Other technical features of the vehicle are: remote start, keyless access to all doors and tailgate, start at the push of a button, anti-theft alarm system with immobilizer, Bluetooth for streaming music and calls as well as wireless charging for compatible devices.
Volkswagen also provides a number of safety features that are competitive for the segment.
The reversing camera is also part of the standard equipment, as is the automatic post-collision braking system and blind spot monitoring. The Atlas Cross Sport has six airbags as well as an anti-lock braking system and electronic stability control. The Intelligent Crash Response System also switches off the fuel pump, unlocks the doors and switches on the hazard warning lights if the vehicle is involved in a collision.
Some higher trim levels of the Atlas Cross Sport feature IQ.DRIVE – which uses front and rear radar, a front camera and multiple sensors to collect data and activate functions such as forward collision warning and autonomous emergency braking with pedestrian monitoring (Front Assist); Blind Spot Monitor (Side Assist); Return traffic warning; Adaptive cruise control; Lane Assist; Travel assistance; and emergency assistant.
Travel Assist is a new function in some equipment variants that enables partially automated, practical driving in the Atlas Cross Sport, which is activated via a button on the steering wheel.
Other safety features of the Atlas Cross Sport include the dynamic traffic sign display; High beam control, overhead view camera and tire pressure monitoring system.
Official four-cylinder four-wheel drive Atlas Cross Sport fuel mileage is 20 city / 24 highway / 22 combined and my experience has confirmed that these numbers are correct.

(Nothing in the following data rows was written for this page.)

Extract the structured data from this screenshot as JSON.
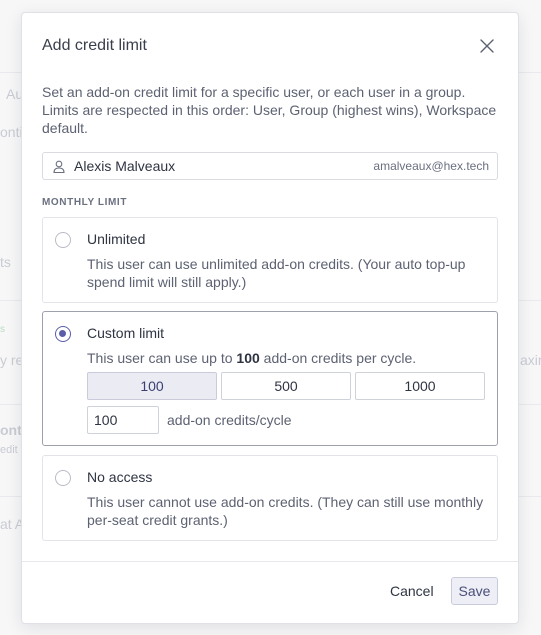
{
  "background": {
    "fragments": [
      "Au",
      "onti",
      "ts",
      "s",
      "y ret",
      "axim",
      "ontr",
      "edit a",
      "at A"
    ]
  },
  "modal": {
    "title": "Add credit limit",
    "description": "Set an add-on credit limit for a specific user, or each user in a group. Limits are respected in this order: User, Group (highest wins), Workspace default.",
    "user": {
      "name": "Alexis Malveaux",
      "email": "amalveaux@hex.tech",
      "icon": "user-icon"
    },
    "section_label": "MONTHLY LIMIT",
    "options": {
      "unlimited": {
        "title": "Unlimited",
        "description": "This user can use unlimited add-on credits. (Your auto top-up spend limit will still apply.)",
        "selected": false
      },
      "custom": {
        "title": "Custom limit",
        "description_prefix": "This user can use up to",
        "description_amount": "100",
        "description_suffix": "add-on credits per cycle.",
        "presets": [
          "100",
          "500",
          "1000"
        ],
        "active_preset": "100",
        "input_value": "100",
        "unit_label": "add-on credits/cycle",
        "selected": true
      },
      "no_access": {
        "title": "No access",
        "description": "This user cannot use add-on credits. (They can still use monthly per-seat credit grants.)",
        "selected": false
      }
    },
    "footer": {
      "cancel_label": "Cancel",
      "save_label": "Save"
    }
  },
  "colors": {
    "accent": "#5a5fa8",
    "border": "#e2e4e9",
    "text": "#2f3442",
    "muted": "#5d6272"
  }
}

That’s decent but not spectacular numbers in a segment with a wide range of two-row SUVs.
Other fuel consumption figures are 21/24/22 for the four-cylinder engine with FWD; 18/23/20 for the V6 with FWD; and 23.17.19 for the V6 with AWD. The Atlas Cross Sport has a 19.5 gallon fuel tank.
The Atlas Cross Sport I tested was at the high end of the price range and cost a little over $ 48,000. The basic version starts at around $ 33,000, so there is a wide price range depending on what features you include. These prices are generally around what you’d pay for the many two-row SUV alternatives available, although they are a bit higher than some of its competitors.
Eight trim levels are available, and the Atlas Cross Sport warranties include a 4 year or 50,000 mile new vehicle limited warranty, whichever comes first. VW’s Carefree Maintenance Program also offers scheduled maintenance services for 2 years or 20,000 miles.
VW’s Atlas Cross Sport may not be the most powerful option in the midsize, two-row SUV class, but it’s a strong new entry that’s well designed for cargo and comfort, and packed with technology and safety innovations. For people who like the Volkswagen aesthetic but don’t need the three-row Atlas, this is a welcome alternative.
Matt Myftiu can be reached by email at [email protected] His previous reviews can all be viewed online at autotechreviews.com.